## What is expected
An exact copy of the entries below is needed, with every picture left out.

[Start of Attachment]

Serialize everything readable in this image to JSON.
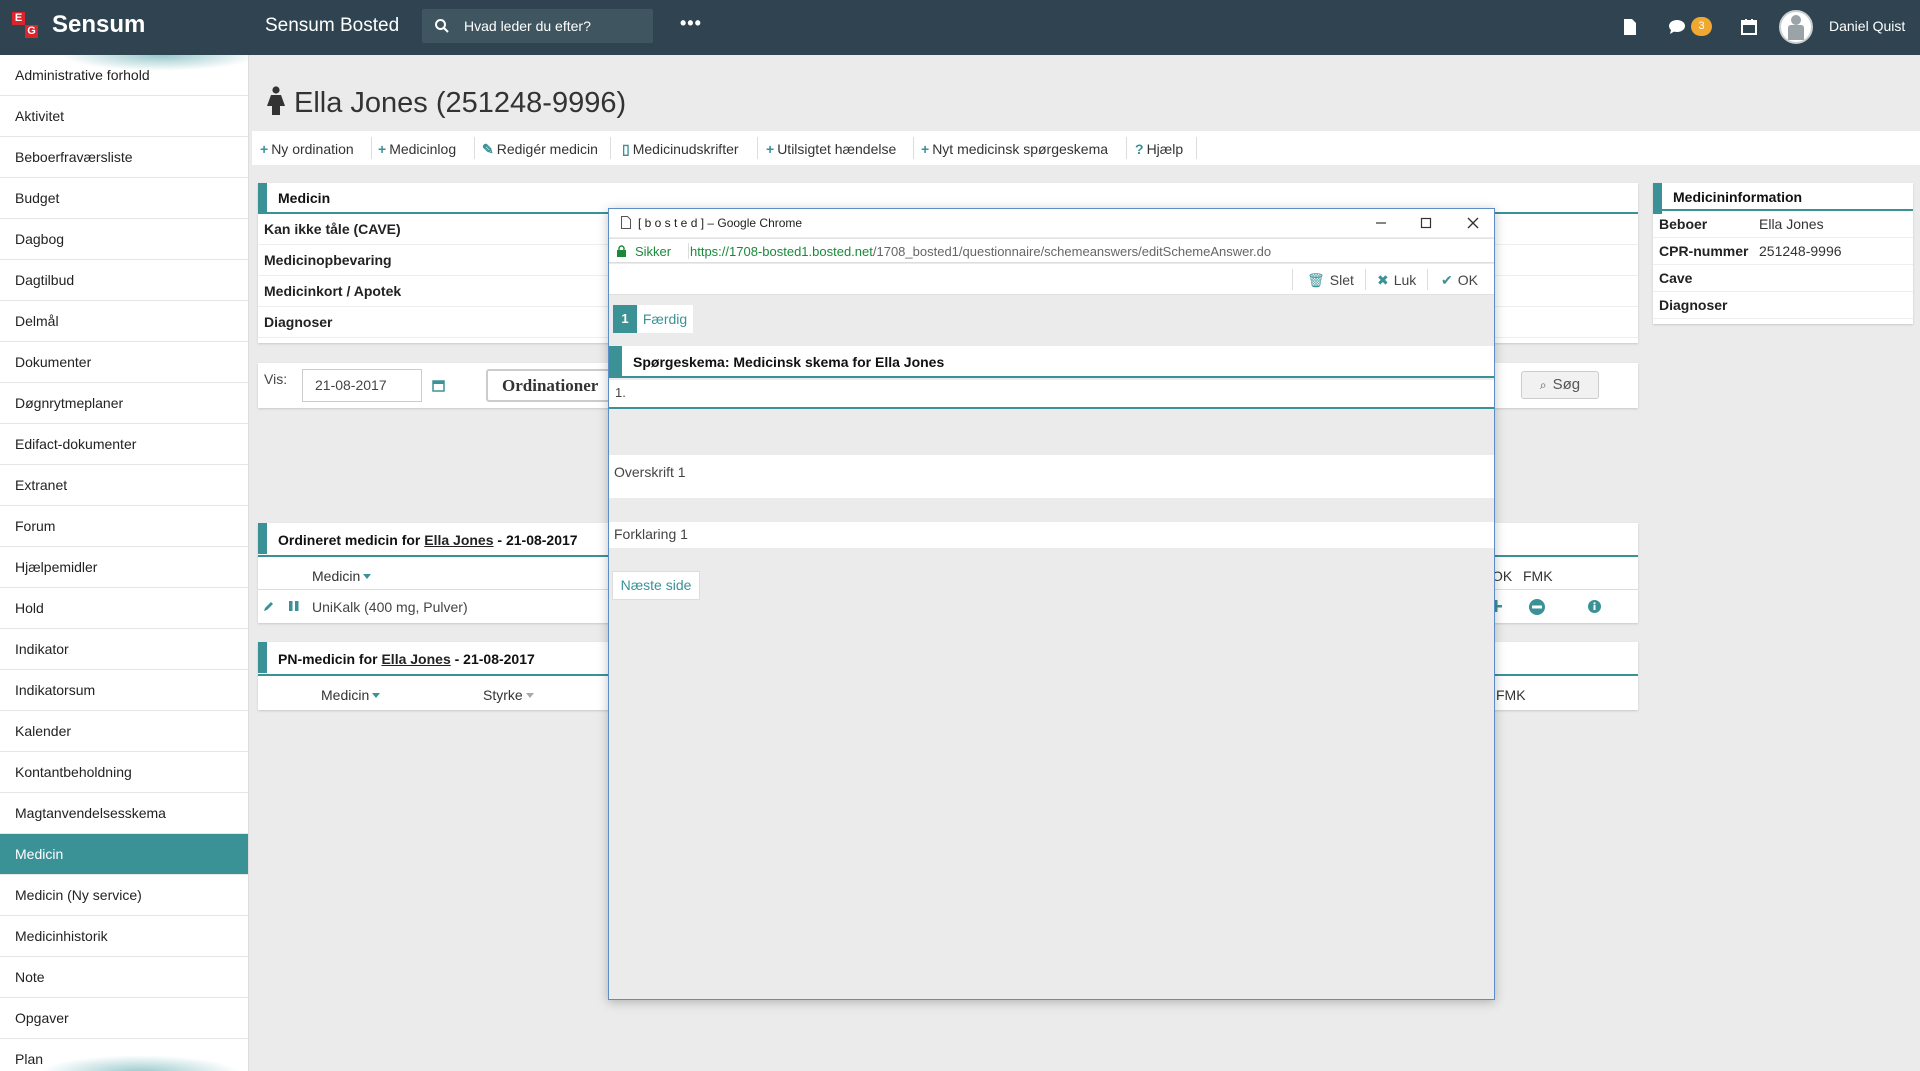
{
  "topbar": {
    "brand": "Sensum",
    "logo_letters": [
      "E",
      "G"
    ],
    "app_title": "Sensum Bosted",
    "search_placeholder": "Hvad leder du efter?",
    "more": "•••",
    "messages_badge": "3",
    "user_name": "Daniel Quist"
  },
  "sidebar": {
    "items": [
      "Administrative forhold",
      "Aktivitet",
      "Beboerfraværsliste",
      "Budget",
      "Dagbog",
      "Dagtilbud",
      "Delmål",
      "Dokumenter",
      "Døgnrytmeplaner",
      "Edifact-dokumenter",
      "Extranet",
      "Forum",
      "Hjælpemidler",
      "Hold",
      "Indikator",
      "Indikatorsum",
      "Kalender",
      "Kontantbeholdning",
      "Magtanvendelsesskema",
      "Medicin",
      "Medicin (Ny service)",
      "Medicinhistorik",
      "Note",
      "Opgaver",
      "Plan"
    ],
    "active_index": 19
  },
  "page": {
    "title": "Ella Jones (251248-9996)"
  },
  "actions": [
    {
      "icon": "+",
      "label": "Ny ordination"
    },
    {
      "icon": "+",
      "label": "Medicinlog"
    },
    {
      "icon": "✎",
      "label": "Redigér medicin"
    },
    {
      "icon": "▯",
      "label": "Medicinudskrifter"
    },
    {
      "icon": "+",
      "label": "Utilsigtet hændelse"
    },
    {
      "icon": "+",
      "label": "Nyt medicinsk spørgeskema"
    },
    {
      "icon": "?",
      "label": "Hjælp"
    }
  ],
  "medicin_panel": {
    "title": "Medicin",
    "rows": [
      "Kan ikke tåle (CAVE)",
      "Medicinopbevaring",
      "Medicinkort / Apotek",
      "Diagnoser"
    ]
  },
  "filter": {
    "vis_label": "Vis:",
    "date": "21-08-2017",
    "ordination_button": "Ordinationer",
    "search_button": "Søg"
  },
  "ordineret": {
    "title_prefix": "Ordineret medicin for",
    "person": "Ella Jones",
    "title_suffix": "- 21-08-2017",
    "col_medicin": "Medicin",
    "col_ok": "OK",
    "col_fmk": "FMK",
    "row_medicin": "UniKalk (400 mg, Pulver)"
  },
  "pn": {
    "title_prefix": "PN-medicin for",
    "person": "Ella Jones",
    "title_suffix": "- 21-08-2017",
    "col_medicin": "Medicin",
    "col_styrke": "Styrke",
    "col_fmk": "FMK"
  },
  "info_panel": {
    "title": "Medicininformation",
    "rows": [
      {
        "k": "Beboer",
        "v": "Ella Jones"
      },
      {
        "k": "CPR-nummer",
        "v": "251248-9996"
      },
      {
        "k": "Cave",
        "v": ""
      },
      {
        "k": "Diagnoser",
        "v": ""
      }
    ]
  },
  "popup": {
    "window_title": "[ b o s t e d ] – Google Chrome",
    "secure_label": "Sikker",
    "url_scheme": "https://",
    "url_host": "1708-bosted1.bosted.net",
    "url_path": "/1708_bosted1/questionnaire/schemeanswers/editSchemeAnswer.do",
    "toolbar": {
      "delete": "Slet",
      "close": "Luk",
      "ok": "OK"
    },
    "step_number": "1",
    "step_label": "Færdig",
    "questionnaire_title": "Spørgeskema: Medicinsk skema for Ella Jones",
    "question_number": "1.",
    "heading": "Overskrift 1",
    "explanation": "Forklaring 1",
    "next_button": "Næste side"
  },
  "colors": {
    "topbar": "#2f4450",
    "accent": "#3a9297",
    "badge": "#f0a830",
    "logo": "#d9262e"
  }
}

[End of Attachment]

## Answer space
Serialize everything readable in this image to JSON.
{
  "topbar": {
    "brand": "Sensum",
    "logo_letters": [
      "E",
      "G"
    ],
    "app_title": "Sensum Bosted",
    "search_placeholder": "Hvad leder du efter?",
    "more": "•••",
    "messages_badge": "3",
    "user_name": "Daniel Quist"
  },
  "sidebar": {
    "items": [
      "Administrative forhold",
      "Aktivitet",
      "Beboerfraværsliste",
      "Budget",
      "Dagbog",
      "Dagtilbud",
      "Delmål",
      "Dokumenter",
      "Døgnrytmeplaner",
      "Edifact-dokumenter",
      "Extranet",
      "Forum",
      "Hjælpemidler",
      "Hold",
      "Indikator",
      "Indikatorsum",
      "Kalender",
      "Kontantbeholdning",
      "Magtanvendelsesskema",
      "Medicin",
      "Medicin (Ny service)",
      "Medicinhistorik",
      "Note",
      "Opgaver",
      "Plan"
    ],
    "active_index": 19
  },
  "page": {
    "title": "Ella Jones (251248-9996)"
  },
  "actions": [
    {
      "icon": "+",
      "label": "Ny ordination"
    },
    {
      "icon": "+",
      "label": "Medicinlog"
    },
    {
      "icon": "✎",
      "label": "Redigér medicin"
    },
    {
      "icon": "▯",
      "label": "Medicinudskrifter"
    },
    {
      "icon": "+",
      "label": "Utilsigtet hændelse"
    },
    {
      "icon": "+",
      "label": "Nyt medicinsk spørgeskema"
    },
    {
      "icon": "?",
      "label": "Hjælp"
    }
  ],
  "medicin_panel": {
    "title": "Medicin",
    "rows": [
      "Kan ikke tåle (CAVE)",
      "Medicinopbevaring",
      "Medicinkort / Apotek",
      "Diagnoser"
    ]
  },
  "filter": {
    "vis_label": "Vis:",
    "date": "21-08-2017",
    "ordination_button": "Ordinationer",
    "search_button": "Søg"
  },
  "ordineret": {
    "title_prefix": "Ordineret medicin for",
    "person": "Ella Jones",
    "title_suffix": "- 21-08-2017",
    "col_medicin": "Medicin",
    "col_ok": "OK",
    "col_fmk": "FMK",
    "row_medicin": "UniKalk (400 mg, Pulver)"
  },
  "pn": {
    "title_prefix": "PN-medicin for",
    "person": "Ella Jones",
    "title_suffix": "- 21-08-2017",
    "col_medicin": "Medicin",
    "col_styrke": "Styrke",
    "col_fmk": "FMK"
  },
  "info_panel": {
    "title": "Medicininformation",
    "rows": [
      {
        "k": "Beboer",
        "v": "Ella Jones"
      },
      {
        "k": "CPR-nummer",
        "v": "251248-9996"
      },
      {
        "k": "Cave",
        "v": ""
      },
      {
        "k": "Diagnoser",
        "v": ""
      }
    ]
  },
  "popup": {
    "window_title": "[ b o s t e d ] – Google Chrome",
    "secure_label": "Sikker",
    "url_scheme": "https://",
    "url_host": "1708-bosted1.bosted.net",
    "url_path": "/1708_bosted1/questionnaire/schemeanswers/editSchemeAnswer.do",
    "toolbar": {
      "delete": "Slet",
      "close": "Luk",
      "ok": "OK"
    },
    "step_number": "1",
    "step_label": "Færdig",
    "questionnaire_title": "Spørgeskema: Medicinsk skema for Ella Jones",
    "question_number": "1.",
    "heading": "Overskrift 1",
    "explanation": "Forklaring 1",
    "next_button": "Næste side"
  },
  "colors": {
    "topbar": "#2f4450",
    "accent": "#3a9297",
    "badge": "#f0a830",
    "logo": "#d9262e"
  }
}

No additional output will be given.